Write daily. Your brain will get used to writing without inspiration when you’ve formed a daily writing habit. Above all, consume words; read, research and read some more.

With or without inspiration, you can be an excellent writer.

About Adedoyin Jaiyesimi

Adedoyin is a Content and Social Media Strategist. She is the Founder of The Sparkle Writer’s Hub where she helps people to find expression through writing and monetize their writing gift. She is also the Lead Content Strategist at Content Craft, a content and social media consulting company that helps businesses to get returns on their social media investment through the use of creative content and social media strategy. Adedoyin’s work has been featured in Y! Magazine (now Y! Africa), Connect Nigeria, The W Community, 234 Finance, Pride Magazine Nigeria, amongst others.


Unveiling The Sparkle Writer’s Hub Christmas Campaign…and reasons why you should join in

The Sparkle Writer's Hub Christmas Campaign

Hey Sparkle Writers!

Christmas is around the corner. Are you excited? 

It’s been a long topsy-turvy year with many unexpected bumps and curves. No matter how the year has been for you, Christmas is always a season to rejoice. It’s the season of joy and laughter. Christmas means different things to different people and we want to celebrate that at The Sparkle Writer’s Hub. 

Yes, the campaign essentially is to celebrate the different reasons why we love Christmas from the 1st to the 24th of December.

To be a part of The Sparkle Writer’s Hub Christmas Campaign, send an entry between 300-400 words telling us what Christmas means to you. You know we’re writers, so let it be as creative as possible 🙂

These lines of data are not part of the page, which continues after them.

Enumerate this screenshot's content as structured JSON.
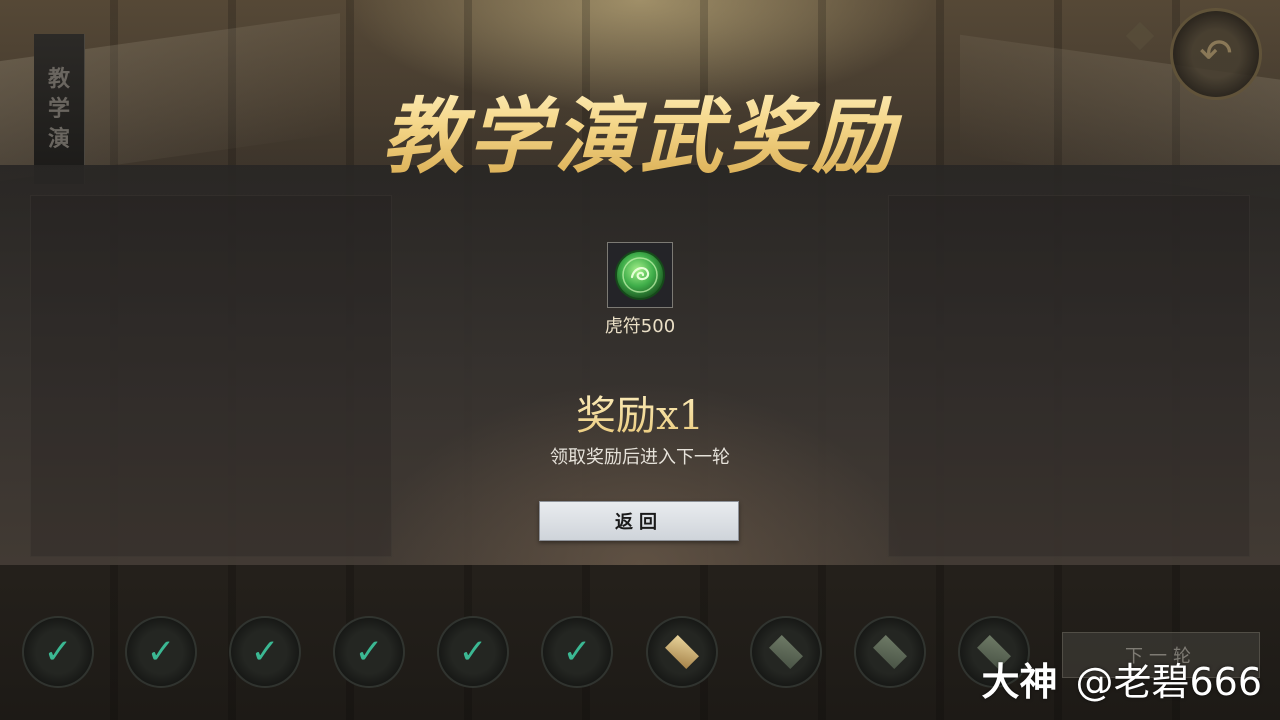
{
  "title": "教学演武奖励",
  "side_banner": {
    "c1": "教",
    "c2": "学",
    "c3": "演"
  },
  "reward": {
    "item_name": "虎符500",
    "count_text": "奖励x1",
    "hint": "领取奖励后进入下一轮",
    "return_label": "返回"
  },
  "progress": {
    "done_mark": "✓",
    "next_label": "下一轮"
  },
  "watermark": {
    "brand": "大神",
    "user": "@老碧666"
  },
  "colors": {
    "accent_gold": "#f3d27a",
    "check_green": "#3bb893",
    "jade": "#3fae4a"
  },
  "icons": [
    "back-arrow-icon",
    "tiger-tally-icon",
    "check-icon",
    "diamond-icon"
  ]
}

All entries should be sent to thesparklewritershub@gmail.com along with two high resolution pictures of yourself and your bio by Wednesday 30th November. Entries will be featured on The Sparkle Writer’s Hub blog and our social media pages. 

So what are you waiting for? Write your entry and send it to us today. 


#GrammarSeries – If you say ‘on the light’, you’re wrong


Hello Sparkle Writers and how is your day going?

Today’s grammar post is quite straightforward as you can see from the title.

Have you ever heard anyone say ‘on the light?’ Or have you actually said that before? This is absolutely wrong. ‘On‘ is not a verb. It is a preposition.

Most times you make that mistake when you are speaking, not writing. But as writers our speech should as grammatically correct as our writing.

A preposition is a word that links a noun, pronoun, or noun phrase to some other part of the sentence and a verb while a verb is a word used to describe an action, state, or occurrence, and forms the main part of the predicate of a sentence.

So you can see there is a huge difference between a preposition and a verb.

In this context, you can only use ‘on’ with verbs like put and switch to make it a phrasal verb

So you should say:

Put on/ Switch on the light.’

Until next week remember to keep your grammar in check.